Which Joe gave his name to ‘sloppy joes’? We look at five interesting sandwiches and their lexical origins.
A short bristly moustache trimmed to a rectangular shape.
- ‘There was no doubt in my mind that he'd have a toothbrush moustache, his hair plastered back, a fifties dinner jacket, with a dickie bow, and greying temples.’
- ‘And forget political correctness: William, the visiting brother of the British girl, does a hilarious Fawlty Towers-style imitation of the German boy, complete with Hitlerian toothbrush moustache and guttural accent.’
- ‘I don't think I was goosestepping along past Dixons and I haven't had a toothbrush moustache for years now.’
- ‘He even cut his hair to resemble Hitler and grew a toothbrush moustache in a pathetic attempt to emulate his hero.’
- ‘You never know, when I am drooling into my nightshirt in a bath chair, manhandled by warty nurses, I may sport a little shoe-polish-blackened toothbrush moustache and throw the odd Roman salute.’
- ‘Oddly enough, in contrast with the bespectacled Cleverest Inventor who wears a loosely tied tie and untidy shirt, this astronomer is a public service type with a toothbrush moustache and a neat, dark suit.’
We take a look at several popular, though confusing, punctuation marks.
From Afghanistan to Zimbabwe, discover surprising and intriguing language facts from around the globe.
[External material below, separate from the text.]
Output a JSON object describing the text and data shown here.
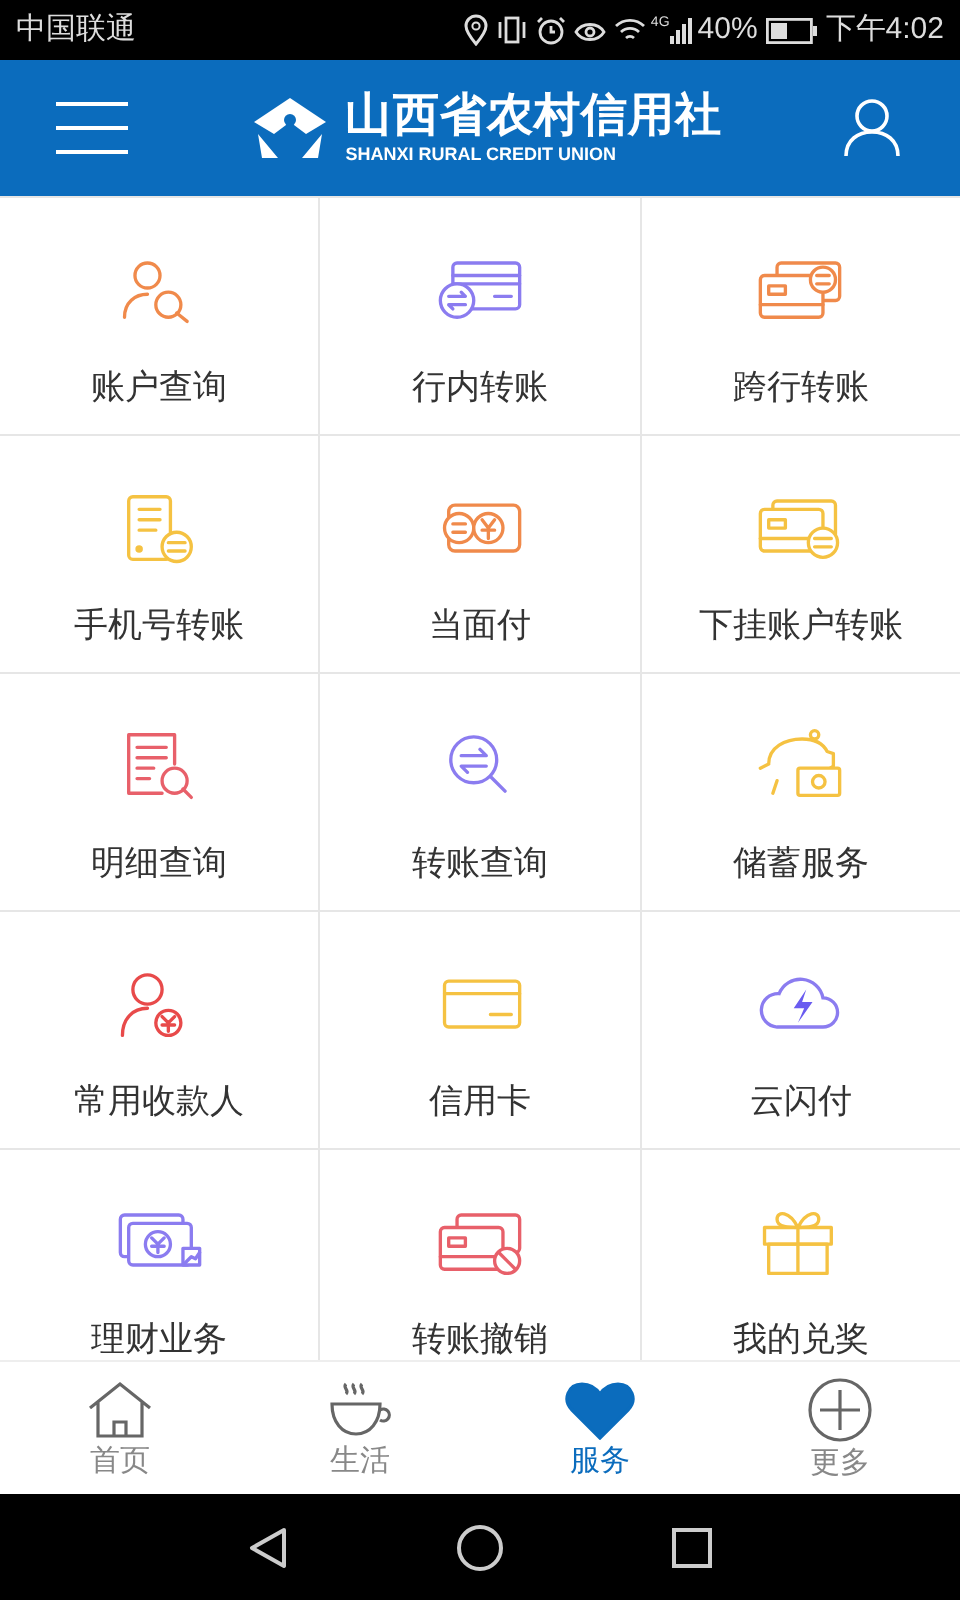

The definitions of ‘buddy’ and ‘bro’ in the OED have recently been revised. We explore their history and increase in popularity.